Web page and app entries
Segment Open

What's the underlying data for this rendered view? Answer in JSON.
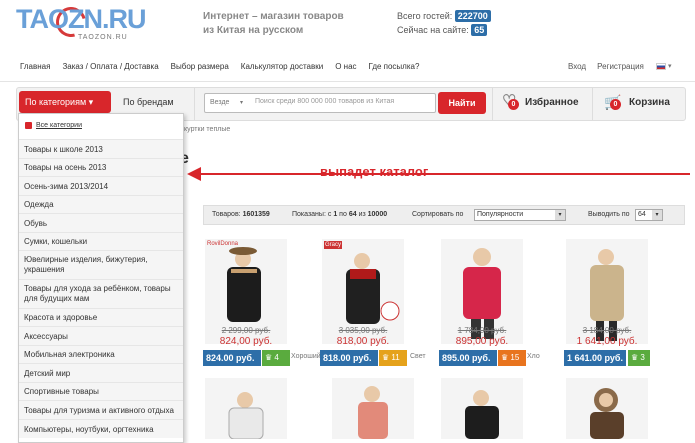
{
  "header": {
    "logo_text": "TAOZN.RU",
    "logo_sub": "TAOZON.RU",
    "tagline_line1": "Интернет – магазин товаров",
    "tagline_line2": "из Китая на русском",
    "guests_label": "Всего гостей:",
    "guests_value": "222700",
    "online_label": "Сейчас на сайте:",
    "online_value": "65"
  },
  "topnav": {
    "items": [
      "Главная",
      "Заказ / Оплата / Доставка",
      "Выбор размера",
      "Калькулятор доставки",
      "О нас",
      "Где посылка?"
    ],
    "login": "Вход",
    "register": "Регистрация"
  },
  "searchbar": {
    "by_category": "По категориям",
    "by_brand": "По брендам",
    "select_value": "Везде",
    "placeholder": "Поиск среди 800 000 000 товаров из Китая",
    "find_button": "Найти",
    "favorites_label": "Избранное",
    "favorites_count": "0",
    "cart_label": "Корзина",
    "cart_count": "0"
  },
  "breadcrumb": "куртки теплые",
  "page_title_peek": "е",
  "annotation": "выпадет каталог",
  "toolbar": {
    "goods_label": "Товаров:",
    "goods_value": "1601359",
    "shown_label": "Показаны: с",
    "shown_from": "1",
    "shown_to_label": "по",
    "shown_to": "64",
    "shown_of_label": "из",
    "shown_total": "10000",
    "sort_label": "Сортировать по",
    "sort_value": "Популярности",
    "per_page_label": "Выводить по",
    "per_page_value": "64"
  },
  "catalog": {
    "all_label": "Все категории",
    "items": [
      "Товары к школе 2013",
      "Товары на осень 2013",
      "Осень-зима 2013/2014",
      "Одежда",
      "Обувь",
      "Сумки, кошельки",
      "Ювелирные изделия, бижутерия, украшения",
      "Товары для ухода за ребёнком, товары для будущих мам",
      "Красота и здоровье",
      "Аксессуары",
      "Мобильная электроника",
      "Детский мир",
      "Спортивные товары",
      "Товары для туризма и активного отдыха",
      "Компьютеры, ноутбуки, оргтехника"
    ]
  },
  "products": [
    {
      "brand": "RovilDonna",
      "old": "2 299,00 руб.",
      "new": "824,00 руб.",
      "price": "824.00 руб.",
      "bonus": "4",
      "bonus_color": "#5aab3e",
      "extra": "Хороший"
    },
    {
      "brand": "Gracy",
      "old": "3 035,00 руб.",
      "new": "818,00 руб.",
      "price": "818.00 руб.",
      "bonus": "11",
      "bonus_color": "#e5a21b",
      "extra": "Свет"
    },
    {
      "brand": "",
      "old": "1 784,00 руб.",
      "new": "895,00 руб.",
      "price": "895.00 руб.",
      "bonus": "15",
      "bonus_color": "#e8741e",
      "extra": "Хло"
    },
    {
      "brand": "",
      "old": "3 184,00 руб.",
      "new": "1 641,00 руб.",
      "price": "1 641.00 руб.",
      "bonus": "3",
      "bonus_color": "#5aab3e",
      "extra": ""
    }
  ],
  "colors": {
    "accent": "#d8262b",
    "price_blue": "#2d6ea8"
  }
}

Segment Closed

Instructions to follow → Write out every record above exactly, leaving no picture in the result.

Exercise response →
What's the underlying data for this rendered view? Answer in JSON.
{
  "header": {
    "logo_text": "TAOZN.RU",
    "logo_sub": "TAOZON.RU",
    "tagline_line1": "Интернет – магазин товаров",
    "tagline_line2": "из Китая на русском",
    "guests_label": "Всего гостей:",
    "guests_value": "222700",
    "online_label": "Сейчас на сайте:",
    "online_value": "65"
  },
  "topnav": {
    "items": [
      "Главная",
      "Заказ / Оплата / Доставка",
      "Выбор размера",
      "Калькулятор доставки",
      "О нас",
      "Где посылка?"
    ],
    "login": "Вход",
    "register": "Регистрация"
  },
  "searchbar": {
    "by_category": "По категориям",
    "by_brand": "По брендам",
    "select_value": "Везде",
    "placeholder": "Поиск среди 800 000 000 товаров из Китая",
    "find_button": "Найти",
    "favorites_label": "Избранное",
    "favorites_count": "0",
    "cart_label": "Корзина",
    "cart_count": "0"
  },
  "breadcrumb": "куртки теплые",
  "page_title_peek": "е",
  "annotation": "выпадет каталог",
  "toolbar": {
    "goods_label": "Товаров:",
    "goods_value": "1601359",
    "shown_label": "Показаны: с",
    "shown_from": "1",
    "shown_to_label": "по",
    "shown_to": "64",
    "shown_of_label": "из",
    "shown_total": "10000",
    "sort_label": "Сортировать по",
    "sort_value": "Популярности",
    "per_page_label": "Выводить по",
    "per_page_value": "64"
  },
  "catalog": {
    "all_label": "Все категории",
    "items": [
      "Товары к школе 2013",
      "Товары на осень 2013",
      "Осень-зима 2013/2014",
      "Одежда",
      "Обувь",
      "Сумки, кошельки",
      "Ювелирные изделия, бижутерия, украшения",
      "Товары для ухода за ребёнком, товары для будущих мам",
      "Красота и здоровье",
      "Аксессуары",
      "Мобильная электроника",
      "Детский мир",
      "Спортивные товары",
      "Товары для туризма и активного отдыха",
      "Компьютеры, ноутбуки, оргтехника"
    ]
  },
  "products": [
    {
      "brand": "RovilDonna",
      "old": "2 299,00 руб.",
      "new": "824,00 руб.",
      "price": "824.00 руб.",
      "bonus": "4",
      "bonus_color": "#5aab3e",
      "extra": "Хороший"
    },
    {
      "brand": "Gracy",
      "old": "3 035,00 руб.",
      "new": "818,00 руб.",
      "price": "818.00 руб.",
      "bonus": "11",
      "bonus_color": "#e5a21b",
      "extra": "Свет"
    },
    {
      "brand": "",
      "old": "1 784,00 руб.",
      "new": "895,00 руб.",
      "price": "895.00 руб.",
      "bonus": "15",
      "bonus_color": "#e8741e",
      "extra": "Хло"
    },
    {
      "brand": "",
      "old": "3 184,00 руб.",
      "new": "1 641,00 руб.",
      "price": "1 641.00 руб.",
      "bonus": "3",
      "bonus_color": "#5aab3e",
      "extra": ""
    }
  ],
  "colors": {
    "accent": "#d8262b",
    "price_blue": "#2d6ea8"
  }
}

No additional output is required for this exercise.